2. Using tools that aren’t really designed for the contact center
Some popular CRM tools were not originally built for enterprise customer care, which might not seem like an issue – until your team doesn’t have access to what should be basic customer service management features. Things like a case queue that automatically refreshes as new cases come in, integrated fulfillment for goodwill, case prioritization, multiple issues per case, and so on, make a huge difference to case handle times.
If you’re bending your customer care processes to fit the CRM’s limitations instead of flexing the tool to fit your needs, you’re sacrificing efficiency.
3. Requiring your customer service agents to hunt for answers
Knowledge management in the call center can be a thorny issue. Policies, products, and promotions are ever-changing, and without a centralized system to manage all that information, it quickly gets overwhelming for new and tenured agents alike.
This has an impact on customers, too: more than 80% of consumers are frustrated when an agent doesn’t have the information they need, and 44% report receiving a wrong answer from an agent.
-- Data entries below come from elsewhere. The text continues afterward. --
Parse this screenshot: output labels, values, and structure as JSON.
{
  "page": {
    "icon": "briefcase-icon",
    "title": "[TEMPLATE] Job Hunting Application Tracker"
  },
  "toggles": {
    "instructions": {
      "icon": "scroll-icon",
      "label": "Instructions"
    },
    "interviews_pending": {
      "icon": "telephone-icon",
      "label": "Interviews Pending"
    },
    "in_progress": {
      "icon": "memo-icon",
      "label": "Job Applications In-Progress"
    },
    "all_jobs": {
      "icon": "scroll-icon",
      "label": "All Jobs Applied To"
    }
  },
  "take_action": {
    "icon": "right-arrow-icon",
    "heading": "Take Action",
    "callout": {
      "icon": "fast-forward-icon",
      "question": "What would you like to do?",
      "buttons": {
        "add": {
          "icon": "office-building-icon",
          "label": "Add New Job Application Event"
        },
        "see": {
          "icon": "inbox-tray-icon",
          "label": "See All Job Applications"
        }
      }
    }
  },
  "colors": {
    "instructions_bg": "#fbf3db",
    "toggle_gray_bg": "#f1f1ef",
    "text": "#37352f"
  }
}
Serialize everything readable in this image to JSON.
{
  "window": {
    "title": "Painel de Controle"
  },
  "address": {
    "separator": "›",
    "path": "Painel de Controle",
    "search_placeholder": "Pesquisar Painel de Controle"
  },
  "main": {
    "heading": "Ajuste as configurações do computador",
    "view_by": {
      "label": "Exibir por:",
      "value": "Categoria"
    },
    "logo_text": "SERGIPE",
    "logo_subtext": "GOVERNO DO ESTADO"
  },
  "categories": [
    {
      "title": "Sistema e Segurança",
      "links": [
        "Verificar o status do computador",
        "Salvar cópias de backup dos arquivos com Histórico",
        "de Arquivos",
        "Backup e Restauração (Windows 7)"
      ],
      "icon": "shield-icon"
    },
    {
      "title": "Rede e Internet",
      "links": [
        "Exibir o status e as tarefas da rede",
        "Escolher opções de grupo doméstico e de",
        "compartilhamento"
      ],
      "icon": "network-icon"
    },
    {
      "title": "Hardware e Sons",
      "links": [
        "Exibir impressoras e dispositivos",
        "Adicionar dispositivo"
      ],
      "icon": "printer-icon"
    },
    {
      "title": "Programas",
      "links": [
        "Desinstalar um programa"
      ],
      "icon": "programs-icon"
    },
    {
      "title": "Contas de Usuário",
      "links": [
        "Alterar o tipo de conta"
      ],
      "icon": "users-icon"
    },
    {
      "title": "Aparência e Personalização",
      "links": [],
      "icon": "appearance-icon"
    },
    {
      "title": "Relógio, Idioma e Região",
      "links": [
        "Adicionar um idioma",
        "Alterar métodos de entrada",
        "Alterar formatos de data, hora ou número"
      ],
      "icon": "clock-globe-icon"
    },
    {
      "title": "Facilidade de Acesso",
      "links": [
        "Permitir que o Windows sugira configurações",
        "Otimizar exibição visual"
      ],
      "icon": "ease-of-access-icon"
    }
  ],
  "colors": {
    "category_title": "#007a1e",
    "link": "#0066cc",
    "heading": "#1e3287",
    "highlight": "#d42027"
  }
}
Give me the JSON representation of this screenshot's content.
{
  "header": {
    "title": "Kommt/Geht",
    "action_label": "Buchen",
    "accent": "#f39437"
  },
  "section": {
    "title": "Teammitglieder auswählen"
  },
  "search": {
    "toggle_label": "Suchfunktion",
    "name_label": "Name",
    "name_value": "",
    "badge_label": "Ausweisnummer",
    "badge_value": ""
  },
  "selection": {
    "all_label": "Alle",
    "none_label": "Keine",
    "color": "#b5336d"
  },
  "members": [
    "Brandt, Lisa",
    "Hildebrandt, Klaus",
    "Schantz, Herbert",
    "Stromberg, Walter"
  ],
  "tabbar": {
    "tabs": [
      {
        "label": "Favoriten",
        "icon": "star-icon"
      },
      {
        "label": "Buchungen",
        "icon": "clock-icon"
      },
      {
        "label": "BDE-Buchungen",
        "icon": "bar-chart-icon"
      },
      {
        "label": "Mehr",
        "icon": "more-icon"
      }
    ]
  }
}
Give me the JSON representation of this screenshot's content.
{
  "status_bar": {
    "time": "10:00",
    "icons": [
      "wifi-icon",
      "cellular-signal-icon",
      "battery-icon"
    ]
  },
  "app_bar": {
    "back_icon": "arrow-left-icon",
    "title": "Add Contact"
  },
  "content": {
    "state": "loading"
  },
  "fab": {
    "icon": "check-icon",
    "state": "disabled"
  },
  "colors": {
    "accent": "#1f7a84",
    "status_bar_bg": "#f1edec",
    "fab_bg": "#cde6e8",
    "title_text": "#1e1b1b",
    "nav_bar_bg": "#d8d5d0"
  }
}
When agents have access to a unified knowledge base embedded within their CRM software, they are better able to diagnose customer issues, which has been shown to increase first-contact resolution rates and reduce average handle time.
4. Misusing agents’ time
With customer service automation coming of age, it no longer makes financial sense to have human agents handle every issue. There are certainly customer interactions that require a human touch, the finesse and empathy that only a live agent can provide. But there are many, many others that are mundane, repetitive, and easily automatable. To maximize efficiency, these should be handled by chatbot-based customer self-service and email process automation.
According to research from the Harvard Business Review, when companies use technologies like AI, automation, and chatbots, they can offload more than 50% of customer support interactions. This frees up human agents to devote adequate time to dealing with more sensitive customer issues.
5. Ignoring key metrics
How do you measure customer service efficiency? Many teams use a standard set of call center KPIs, including average handle time (AHT), customer satisfaction scores (CSAT), and first contact resolution (FCR).
But to make efficiency improvements, it’s crucial to dig a level deeper. Are you monitoring trends across channels and actively seeking opportunities for improvement? Tools like social listening and sentiment tracking, omnichannel dashboarding with business intelligence, and post-interaction customer surveys can help you identify and correct friction points in your service journey.